Chris Rickert and Logan Wroge:
“I didn’t know we were so behind in this pandemic as a nation,” she said. “I never thought we were going to be here a year into this.”
For some schools outside of Madison, it hasn’t been anywhere near a year. Many private and religious schools reopened to full-time, in-person learning in September after persuading the state Supreme Court to block a local public health order that would have prevented them. Suburban and more rural public schools have been reopening in recent months under hybrid models.
That back-to-school sentiment hasn’t been as strong in Madison, where kindergarteners are set to begin in-person instruction Tuesday followed by first grade, second grade and 4-K students in subsequent weeks. No dates for returning older students have been announced.
Those small steps toward normalcy have spurred sharp disagreements between district administrators and the teachers union. Last week, Madison teachers staged a “teach-out” to protest what they view as a rushed and dangerous return to school weeks before most of them are due to be vaccinated.
But while Madison parents see the toll the long layoff is taking on student learning and mental health, many also sympathize with teachers and laud their efforts teaching online.
Windsor-Engnell said she wishes the school district’s approach during the pandemic had been more “nuanced” and allowed for at least some in-person learning for the families that needed it. She’s especially concerned about how the long shutdown will affect student mental health, and estimated her children are absorbing about 50% to 60% of the education they would be getting in person.
Still, she said her North Side family doesn’t have any health conditions that puts them at greater risk for the virus and that in some ways that puts them in a “privileged position.”
Virtual learning last spring was a “hot mess for everybody,” said Ana Luyet, who lives on Madison’s Near West Side with husband and two teenage daughters, 13 and 15, “but everybody did the best they could with the tools at their disposal.”
Related: Catholic schools will sue Dane County Madison Public Health to open as scheduled
Notes and links on Dane County Madison Public Health. (> 140 employees).
Molly Beck and Madeline Heim:
which pushed Dane County this week not to calculate its percentage of positive tests — a data point the public uses to determine how intense infection is in an area.
While positive test results are being processed and their number reported quickly, negative test results are taking days in some cases to be analyzed before they are reported to the state.

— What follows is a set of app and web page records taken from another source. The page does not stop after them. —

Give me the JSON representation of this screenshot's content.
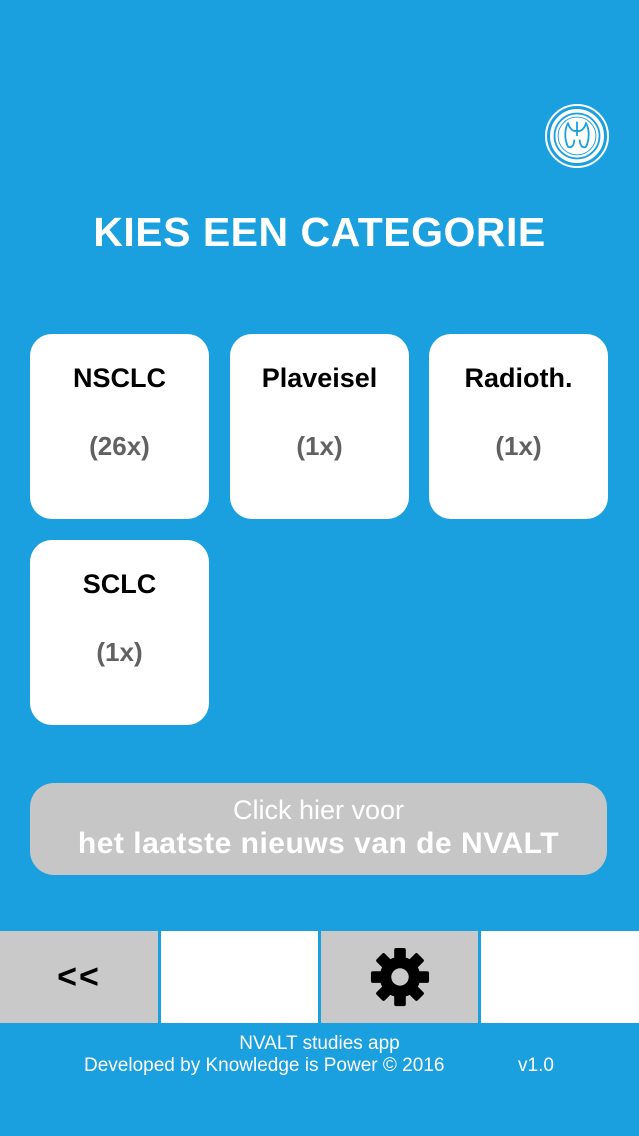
{
  "header": {
    "logo_icon": "lungs-logo-icon",
    "title": "KIES EEN CATEGORIE"
  },
  "categories": [
    {
      "name": "NSCLC",
      "count": "(26x)"
    },
    {
      "name": "Plaveisel",
      "count": "(1x)"
    },
    {
      "name": "Radioth.",
      "count": "(1x)"
    },
    {
      "name": "SCLC",
      "count": "(1x)"
    }
  ],
  "news_button": {
    "line1": "Click hier voor",
    "line2": "het laatste nieuws van de NVALT"
  },
  "toolbar": {
    "back_label": "<<",
    "settings_icon": "gear-icon"
  },
  "footer": {
    "app_name": "NVALT studies app",
    "developer": "Developed by Knowledge is Power  © 2016",
    "version": "v1.0"
  },
  "colors": {
    "background": "#1a9fdf",
    "tile": "#ffffff",
    "news_button": "#c6c6c6",
    "toolbar_gray": "#c9c9c9",
    "count_text": "#616161"
  }
}
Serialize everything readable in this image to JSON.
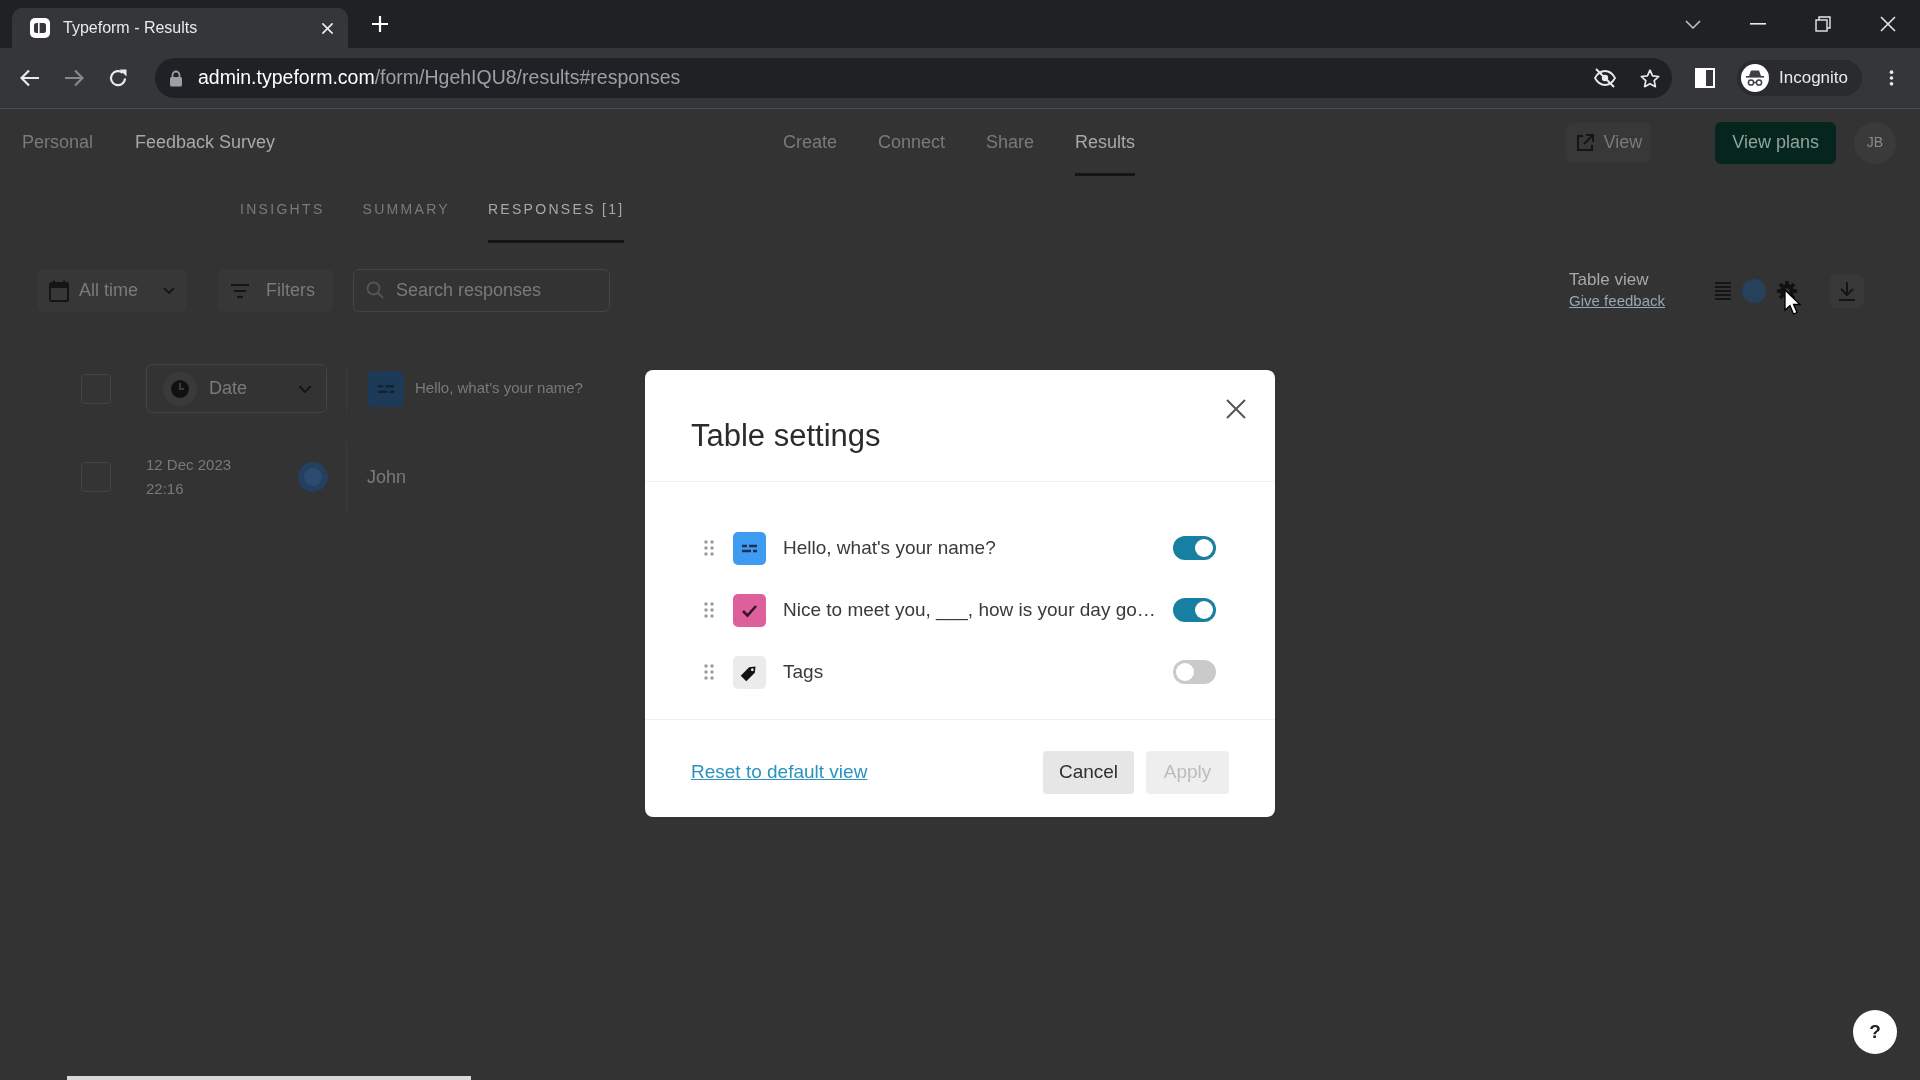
{
  "browser": {
    "tab": {
      "title": "Typeform - Results"
    },
    "address": {
      "host": "admin.typeform.com",
      "path": "/form/HgehIQU8/results#responses"
    },
    "profile": {
      "label": "Incognito"
    }
  },
  "header": {
    "workspace": "Personal",
    "form_title": "Feedback Survey",
    "nav": [
      {
        "label": "Create",
        "selected": false
      },
      {
        "label": "Connect",
        "selected": false
      },
      {
        "label": "Share",
        "selected": false
      },
      {
        "label": "Results",
        "selected": true
      }
    ],
    "view_button": "View",
    "plans_button": "View plans",
    "avatar_initials": "JB"
  },
  "result_tabs": [
    {
      "label": "INSIGHTS",
      "selected": false
    },
    {
      "label": "SUMMARY",
      "selected": false
    },
    {
      "label": "RESPONSES [1]",
      "selected": true
    }
  ],
  "toolbar": {
    "date_range": "All time",
    "filters_button": "Filters",
    "search": {
      "placeholder": "Search responses"
    },
    "view_label": "Table view",
    "feedback_link": "Give feedback"
  },
  "table": {
    "select_all": {
      "checked": false
    },
    "columns": [
      {
        "kind": "date",
        "label": "Date"
      },
      {
        "kind": "short_text",
        "label": "Hello, what's your name?"
      }
    ],
    "rows": [
      {
        "checked": false,
        "date": "12 Dec 2023",
        "time": "22:16",
        "answer": "John"
      }
    ]
  },
  "dialog": {
    "title": "Table settings",
    "fields": [
      {
        "kind": "short_text",
        "label": "Hello, what's your name?",
        "on": true
      },
      {
        "kind": "multiple_choice",
        "label": "Nice to meet you, ___, how is your day go…",
        "on": true
      },
      {
        "kind": "tags",
        "label": "Tags",
        "on": false
      }
    ],
    "reset_link": "Reset to default view",
    "buttons": [
      {
        "label": "Cancel",
        "disabled": false
      },
      {
        "label": "Apply",
        "disabled": true
      }
    ]
  },
  "help_button": {
    "label": "?"
  }
}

The department said it was between eight and 10 days behind in updating that metric on the dashboard, and as a result it appeared to show a higher positive percentage of tests and a lower number of total tests per day.
The department said this delay is due to the fact data analysts must input each of the hundreds of tests per day manually, and in order to continue accurate and timely contact tracing efforts, they prioritized inputting positive tests.

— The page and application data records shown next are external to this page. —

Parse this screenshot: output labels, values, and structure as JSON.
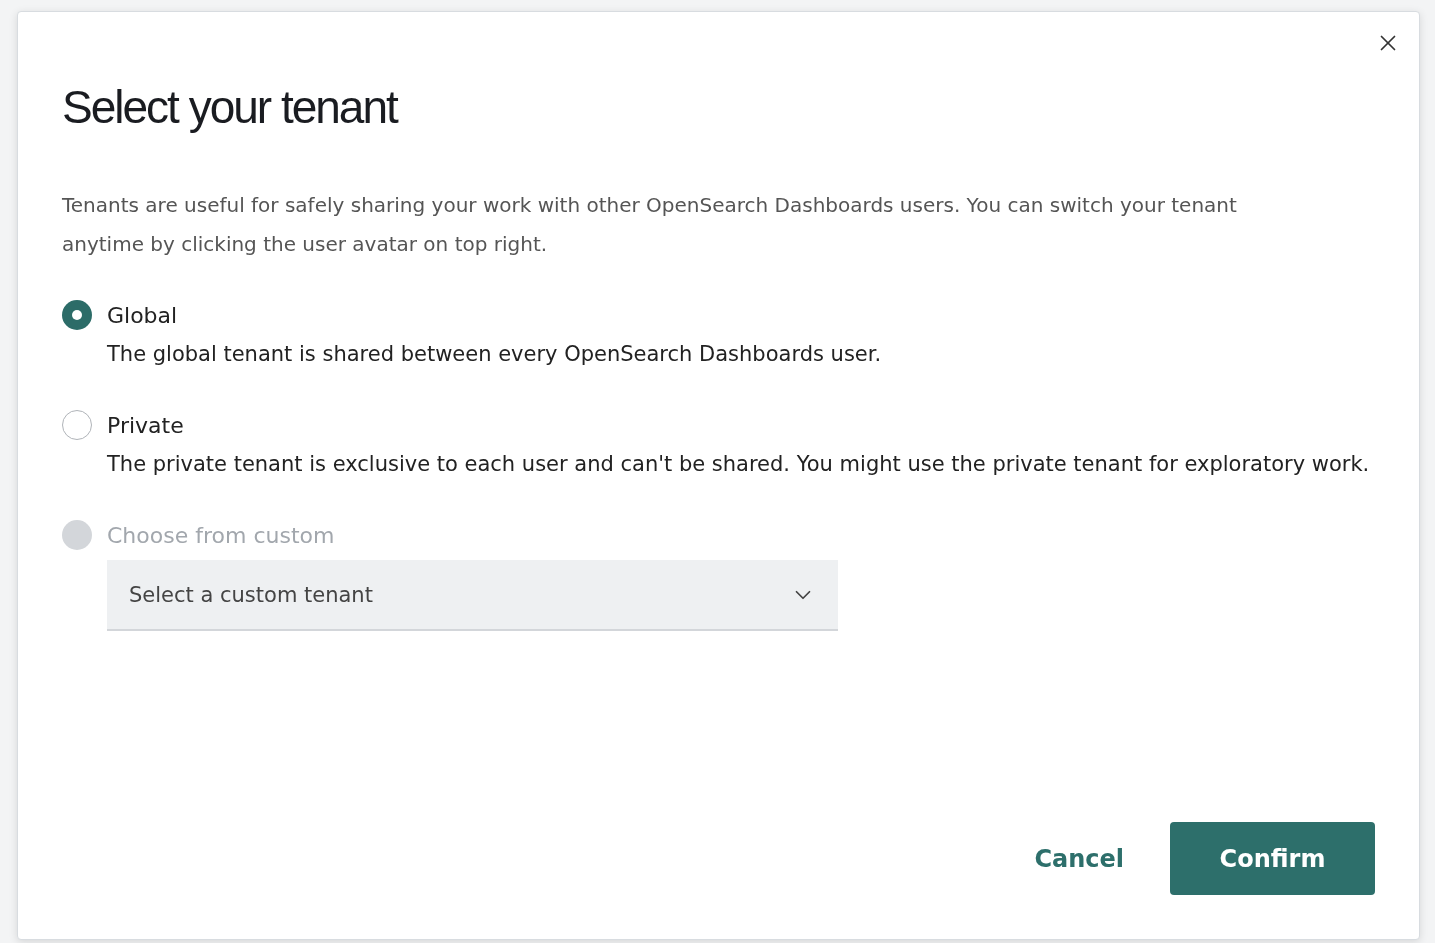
{
  "dialog": {
    "title": "Select your tenant",
    "description": "Tenants are useful for safely sharing your work with other OpenSearch Dashboards users. You can switch your tenant anytime by clicking the user avatar on top right.",
    "options": [
      {
        "label": "Global",
        "description": "The global tenant is shared between every OpenSearch Dashboards user.",
        "selected": true,
        "disabled": false
      },
      {
        "label": "Private",
        "description": "The private tenant is exclusive to each user and can't be shared. You might use the private tenant for exploratory work.",
        "selected": false,
        "disabled": false
      },
      {
        "label": "Choose from custom",
        "selected": false,
        "disabled": true
      }
    ],
    "custom_select": {
      "placeholder": "Select a custom tenant",
      "disabled": true
    },
    "buttons": [
      {
        "label": "Cancel",
        "kind": "text"
      },
      {
        "label": "Confirm",
        "kind": "primary"
      }
    ]
  }
}
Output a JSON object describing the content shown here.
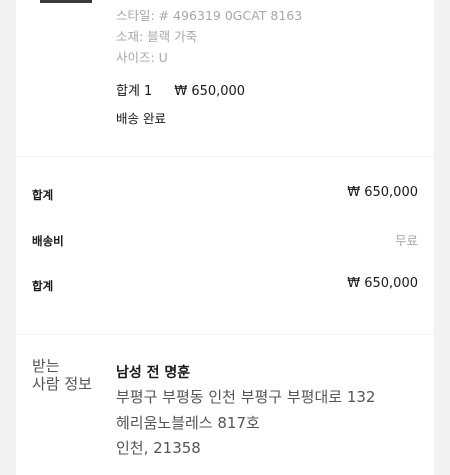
{
  "item": {
    "style": "스타일: # 496319 0GCAT 8163",
    "material": "소재: 블랙 가죽",
    "size": "사이즈: U",
    "subtotal_label": "합계 1",
    "subtotal_price": "₩ 650,000",
    "status": "배송 완료"
  },
  "totals": {
    "subtotal_label": "합계",
    "subtotal_value": "₩ 650,000",
    "shipping_label": "배송비",
    "shipping_value": "무료",
    "total_label": "합계",
    "total_value": "₩ 650,000"
  },
  "recipient": {
    "title_line1": "받는",
    "title_line2": "사람 정보",
    "name": "남성 전 명훈",
    "address1": "부평구 부평동 인천 부평구 부평대로 132",
    "address2": "헤리움노블레스 817호",
    "address3": "인천, 21358"
  }
}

“Positive tests are always immediately verified and processed, and delays in processing negative tests in our data system does not affect notification of test results,” the department said in a news release. “The only effect this backlog has had is on our percent positivity rate and daily test counts.”
Staff have not verified the approximately 17,000 tests, which includes steps such as matching test results to patients to avoid duplicating numbers and verifying the person who was tested resides in Dane County.
All 77 false-positive COVID-19 tests come back negative upon reruns.
Madison private school raises $70,000 for lawsuit against public health order. – WKOW-TV. Commentary.
WEAC: $1.57 million for Four Wisconsin Senators
Assembly against private school forced closure.
Wisconsin Catholic schools will challenge local COVID-19 closing order. More.
2017: West High Reading Interventionist Teacher’s Remarks to the School Board on Madison’s Disastrous Reading Results
Madison’s taxpayer supported K-12 school district, despite spending far more than most, has long tolerated disastrous reading results.
My Question to Wisconsin Governor Tony Evers on Teacher Mulligans and our Disastrous Reading Results
“An emphasis on adult employment”
Wisconsin Public Policy Forum Madison School District Report[PDF]
Booked, but can’t read (Madison): functional literacy, National citizenship and the new face of Dred Scott in the age of mass incarceration.